Supplied records.
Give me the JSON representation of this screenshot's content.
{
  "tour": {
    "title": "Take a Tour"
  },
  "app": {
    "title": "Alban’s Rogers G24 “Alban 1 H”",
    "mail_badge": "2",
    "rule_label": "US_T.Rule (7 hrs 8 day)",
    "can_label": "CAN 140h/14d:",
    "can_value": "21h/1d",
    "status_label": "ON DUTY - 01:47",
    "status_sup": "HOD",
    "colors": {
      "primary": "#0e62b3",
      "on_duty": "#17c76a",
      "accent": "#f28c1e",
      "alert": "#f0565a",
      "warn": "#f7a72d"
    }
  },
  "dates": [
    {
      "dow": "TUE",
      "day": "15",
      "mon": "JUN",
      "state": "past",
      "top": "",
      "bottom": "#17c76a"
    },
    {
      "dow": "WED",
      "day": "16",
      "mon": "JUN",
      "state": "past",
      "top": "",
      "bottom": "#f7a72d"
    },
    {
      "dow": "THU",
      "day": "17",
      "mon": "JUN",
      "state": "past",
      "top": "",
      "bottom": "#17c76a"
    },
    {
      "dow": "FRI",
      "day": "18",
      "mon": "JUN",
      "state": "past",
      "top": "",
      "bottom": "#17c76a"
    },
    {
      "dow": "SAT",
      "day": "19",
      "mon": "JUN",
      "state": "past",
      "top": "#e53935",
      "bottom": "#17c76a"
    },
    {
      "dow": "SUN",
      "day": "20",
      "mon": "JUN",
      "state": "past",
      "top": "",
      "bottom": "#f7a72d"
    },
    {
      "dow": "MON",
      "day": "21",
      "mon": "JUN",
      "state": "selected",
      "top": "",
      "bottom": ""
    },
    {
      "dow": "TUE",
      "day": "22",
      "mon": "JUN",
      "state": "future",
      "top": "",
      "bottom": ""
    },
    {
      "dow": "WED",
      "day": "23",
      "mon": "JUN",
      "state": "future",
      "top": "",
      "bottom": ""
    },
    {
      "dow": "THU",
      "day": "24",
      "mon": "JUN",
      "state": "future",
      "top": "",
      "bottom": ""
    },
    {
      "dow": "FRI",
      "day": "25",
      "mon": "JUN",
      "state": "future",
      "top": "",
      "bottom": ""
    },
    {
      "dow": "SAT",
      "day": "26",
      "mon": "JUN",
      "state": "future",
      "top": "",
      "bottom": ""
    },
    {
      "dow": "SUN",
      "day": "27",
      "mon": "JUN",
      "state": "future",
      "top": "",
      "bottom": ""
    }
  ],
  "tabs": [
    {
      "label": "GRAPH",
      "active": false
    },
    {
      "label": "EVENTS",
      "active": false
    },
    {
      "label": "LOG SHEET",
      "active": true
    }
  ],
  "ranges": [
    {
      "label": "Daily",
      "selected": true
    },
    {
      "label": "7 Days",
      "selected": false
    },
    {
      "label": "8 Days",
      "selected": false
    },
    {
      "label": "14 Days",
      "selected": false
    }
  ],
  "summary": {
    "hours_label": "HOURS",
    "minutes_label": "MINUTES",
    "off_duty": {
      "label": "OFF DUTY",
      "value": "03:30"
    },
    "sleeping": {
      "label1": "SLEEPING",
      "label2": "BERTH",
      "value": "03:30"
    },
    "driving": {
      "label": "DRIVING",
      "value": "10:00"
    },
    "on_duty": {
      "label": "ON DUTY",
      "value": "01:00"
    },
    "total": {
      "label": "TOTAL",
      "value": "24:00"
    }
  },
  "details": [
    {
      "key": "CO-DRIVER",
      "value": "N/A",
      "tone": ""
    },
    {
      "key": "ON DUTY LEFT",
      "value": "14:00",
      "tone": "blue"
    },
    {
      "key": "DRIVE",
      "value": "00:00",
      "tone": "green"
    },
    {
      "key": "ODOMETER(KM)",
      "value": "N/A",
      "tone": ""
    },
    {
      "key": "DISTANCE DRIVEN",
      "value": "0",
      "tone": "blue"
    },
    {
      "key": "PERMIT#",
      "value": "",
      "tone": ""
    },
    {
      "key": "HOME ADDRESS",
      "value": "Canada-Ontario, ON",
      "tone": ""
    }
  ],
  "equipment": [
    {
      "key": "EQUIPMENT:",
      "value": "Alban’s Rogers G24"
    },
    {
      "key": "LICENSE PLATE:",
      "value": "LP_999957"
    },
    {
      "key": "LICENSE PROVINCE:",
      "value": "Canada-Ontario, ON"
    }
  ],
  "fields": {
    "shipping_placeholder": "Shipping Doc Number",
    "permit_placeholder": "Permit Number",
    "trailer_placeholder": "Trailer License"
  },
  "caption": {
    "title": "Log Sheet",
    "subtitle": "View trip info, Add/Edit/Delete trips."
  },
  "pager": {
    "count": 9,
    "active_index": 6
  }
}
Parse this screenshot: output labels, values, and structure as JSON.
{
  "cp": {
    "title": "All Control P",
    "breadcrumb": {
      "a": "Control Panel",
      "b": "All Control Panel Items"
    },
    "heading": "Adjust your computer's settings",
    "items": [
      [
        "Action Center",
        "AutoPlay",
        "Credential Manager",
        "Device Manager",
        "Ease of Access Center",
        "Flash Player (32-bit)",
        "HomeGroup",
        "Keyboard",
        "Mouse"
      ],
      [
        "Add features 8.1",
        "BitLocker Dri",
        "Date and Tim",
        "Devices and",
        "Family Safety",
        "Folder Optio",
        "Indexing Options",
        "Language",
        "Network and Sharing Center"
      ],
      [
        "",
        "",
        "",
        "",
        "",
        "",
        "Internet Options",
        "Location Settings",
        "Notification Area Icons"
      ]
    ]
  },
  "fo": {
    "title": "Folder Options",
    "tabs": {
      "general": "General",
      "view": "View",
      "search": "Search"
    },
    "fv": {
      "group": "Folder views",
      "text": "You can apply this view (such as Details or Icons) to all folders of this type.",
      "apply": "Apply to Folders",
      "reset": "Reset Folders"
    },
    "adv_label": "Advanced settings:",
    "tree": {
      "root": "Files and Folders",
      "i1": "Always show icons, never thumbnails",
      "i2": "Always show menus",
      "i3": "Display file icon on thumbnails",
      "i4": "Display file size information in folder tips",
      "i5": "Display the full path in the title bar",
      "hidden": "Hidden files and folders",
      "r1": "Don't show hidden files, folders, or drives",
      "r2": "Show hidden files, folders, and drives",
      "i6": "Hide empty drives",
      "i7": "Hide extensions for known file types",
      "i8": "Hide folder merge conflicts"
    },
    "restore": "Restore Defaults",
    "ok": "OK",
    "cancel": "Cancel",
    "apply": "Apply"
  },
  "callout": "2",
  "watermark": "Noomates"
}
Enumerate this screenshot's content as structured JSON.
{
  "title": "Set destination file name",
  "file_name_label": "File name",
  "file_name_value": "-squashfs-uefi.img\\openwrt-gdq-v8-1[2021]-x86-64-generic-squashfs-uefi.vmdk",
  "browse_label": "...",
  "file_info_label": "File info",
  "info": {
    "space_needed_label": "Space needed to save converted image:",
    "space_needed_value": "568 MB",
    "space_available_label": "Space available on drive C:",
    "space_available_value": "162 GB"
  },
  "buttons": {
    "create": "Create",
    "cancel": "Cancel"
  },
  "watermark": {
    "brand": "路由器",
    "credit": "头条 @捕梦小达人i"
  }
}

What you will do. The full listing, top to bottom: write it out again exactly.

Exercise solution.
Give me the JSON representation of this screenshot's content.
{
  "tour": {
    "title": "Take a Tour"
  },
  "app": {
    "title": "Alban’s Rogers G24 “Alban 1 H”",
    "mail_badge": "2",
    "rule_label": "US_T.Rule (7 hrs 8 day)",
    "can_label": "CAN 140h/14d:",
    "can_value": "21h/1d",
    "status_label": "ON DUTY - 01:47",
    "status_sup": "HOD",
    "colors": {
      "primary": "#0e62b3",
      "on_duty": "#17c76a",
      "accent": "#f28c1e",
      "alert": "#f0565a",
      "warn": "#f7a72d"
    }
  },
  "dates": [
    {
      "dow": "TUE",
      "day": "15",
      "mon": "JUN",
      "state": "past",
      "top": "",
      "bottom": "#17c76a"
    },
    {
      "dow": "WED",
      "day": "16",
      "mon": "JUN",
      "state": "past",
      "top": "",
      "bottom": "#f7a72d"
    },
    {
      "dow": "THU",
      "day": "17",
      "mon": "JUN",
      "state": "past",
      "top": "",
      "bottom": "#17c76a"
    },
    {
      "dow": "FRI",
      "day": "18",
      "mon": "JUN",
      "state": "past",
      "top": "",
      "bottom": "#17c76a"
    },
    {
      "dow": "SAT",
      "day": "19",
      "mon": "JUN",
      "state": "past",
      "top": "#e53935",
      "bottom": "#17c76a"
    },
    {
      "dow": "SUN",
      "day": "20",
      "mon": "JUN",
      "state": "past",
      "top": "",
      "bottom": "#f7a72d"
    },
    {
      "dow": "MON",
      "day": "21",
      "mon": "JUN",
      "state": "selected",
      "top": "",
      "bottom": ""
    },
    {
      "dow": "TUE",
      "day": "22",
      "mon": "JUN",
      "state": "future",
      "top": "",
      "bottom": ""
    },
    {
      "dow": "WED",
      "day": "23",
      "mon": "JUN",
      "state": "future",
      "top": "",
      "bottom": ""
    },
    {
      "dow": "THU",
      "day": "24",
      "mon": "JUN",
      "state": "future",
      "top": "",
      "bottom": ""
    },
    {
      "dow": "FRI",
      "day": "25",
      "mon": "JUN",
      "state": "future",
      "top": "",
      "bottom": ""
    },
    {
      "dow": "SAT",
      "day": "26",
      "mon": "JUN",
      "state": "future",
      "top": "",
      "bottom": ""
    },
    {
      "dow": "SUN",
      "day": "27",
      "mon": "JUN",
      "state": "future",
      "top": "",
      "bottom": ""
    }
  ],
  "tabs": [
    {
      "label": "GRAPH",
      "active": false
    },
    {
      "label": "EVENTS",
      "active": false
    },
    {
      "label": "LOG SHEET",
      "active": true
    }
  ],
  "ranges": [
    {
      "label": "Daily",
      "selected": true
    },
    {
      "label": "7 Days",
      "selected": false
    },
    {
      "label": "8 Days",
      "selected": false
    },
    {
      "label": "14 Days",
      "selected": false
    }
  ],
  "summary": {
    "hours_label": "HOURS",
    "minutes_label": "MINUTES",
    "off_duty": {
      "label": "OFF DUTY",
      "value": "03:30"
    },
    "sleeping": {
      "label1": "SLEEPING",
      "label2": "BERTH",
      "value": "03:30"
    },
    "driving": {
      "label": "DRIVING",
      "value": "10:00"
    },
    "on_duty": {
      "label": "ON DUTY",
      "value": "01:00"
    },
    "total": {
      "label": "TOTAL",
      "value": "24:00"
    }
  },
  "details": [
    {
      "key": "CO-DRIVER",
      "value": "N/A",
      "tone": ""
    },
    {
      "key": "ON DUTY LEFT",
      "value": "14:00",
      "tone": "blue"
    },
    {
      "key": "DRIVE",
      "value": "00:00",
      "tone": "green"
    },
    {
      "key": "ODOMETER(KM)",
      "value": "N/A",
      "tone": ""
    },
    {
      "key": "DISTANCE DRIVEN",
      "value": "0",
      "tone": "blue"
    },
    {
      "key": "PERMIT#",
      "value": "",
      "tone": ""
    },
    {
      "key": "HOME ADDRESS",
      "value": "Canada-Ontario, ON",
      "tone": ""
    }
  ],
  "equipment": [
    {
      "key": "EQUIPMENT:",
      "value": "Alban’s Rogers G24"
    },
    {
      "key": "LICENSE PLATE:",
      "value": "LP_999957"
    },
    {
      "key": "LICENSE PROVINCE:",
      "value": "Canada-Ontario, ON"
    }
  ],
  "fields": {
    "shipping_placeholder": "Shipping Doc Number",
    "permit_placeholder": "Permit Number",
    "trailer_placeholder": "Trailer License"
  },
  "caption": {
    "title": "Log Sheet",
    "subtitle": "View trip info, Add/Edit/Delete trips."
  },
  "pager": {
    "count": 9,
    "active_index": 6
  }
}
Parse this screenshot: output labels, values, and structure as JSON.
{
  "cp": {
    "title": "All Control P",
    "breadcrumb": {
      "a": "Control Panel",
      "b": "All Control Panel Items"
    },
    "heading": "Adjust your computer's settings",
    "items": [
      [
        "Action Center",
        "AutoPlay",
        "Credential Manager",
        "Device Manager",
        "Ease of Access Center",
        "Flash Player (32-bit)",
        "HomeGroup",
        "Keyboard",
        "Mouse"
      ],
      [
        "Add features 8.1",
        "BitLocker Dri",
        "Date and Tim",
        "Devices and",
        "Family Safety",
        "Folder Optio",
        "Indexing Options",
        "Language",
        "Network and Sharing Center"
      ],
      [
        "",
        "",
        "",
        "",
        "",
        "",
        "Internet Options",
        "Location Settings",
        "Notification Area Icons"
      ]
    ]
  },
  "fo": {
    "title": "Folder Options",
    "tabs": {
      "general": "General",
      "view": "View",
      "search": "Search"
    },
    "fv": {
      "group": "Folder views",
      "text": "You can apply this view (such as Details or Icons) to all folders of this type.",
      "apply": "Apply to Folders",
      "reset": "Reset Folders"
    },
    "adv_label": "Advanced settings:",
    "tree": {
      "root": "Files and Folders",
      "i1": "Always show icons, never thumbnails",
      "i2": "Always show menus",
      "i3": "Display file icon on thumbnails",
      "i4": "Display file size information in folder tips",
      "i5": "Display the full path in the title bar",
      "hidden": "Hidden files and folders",
      "r1": "Don't show hidden files, folders, or drives",
      "r2": "Show hidden files, folders, and drives",
      "i6": "Hide empty drives",
      "i7": "Hide extensions for known file types",
      "i8": "Hide folder merge conflicts"
    },
    "restore": "Restore Defaults",
    "ok": "OK",
    "cancel": "Cancel",
    "apply": "Apply"
  },
  "callout": "2",
  "watermark": "Noomates"
}
Enumerate this screenshot's content as structured JSON.
{
  "title": "Set destination file name",
  "file_name_label": "File name",
  "file_name_value": "-squashfs-uefi.img\\openwrt-gdq-v8-1[2021]-x86-64-generic-squashfs-uefi.vmdk",
  "browse_label": "...",
  "file_info_label": "File info",
  "info": {
    "space_needed_label": "Space needed to save converted image:",
    "space_needed_value": "568 MB",
    "space_available_label": "Space available on drive C:",
    "space_available_value": "162 GB"
  },
  "buttons": {
    "create": "Create",
    "cancel": "Cancel"
  },
  "watermark": {
    "brand": "路由器",
    "credit": "头条 @捕梦小达人i"
  }
}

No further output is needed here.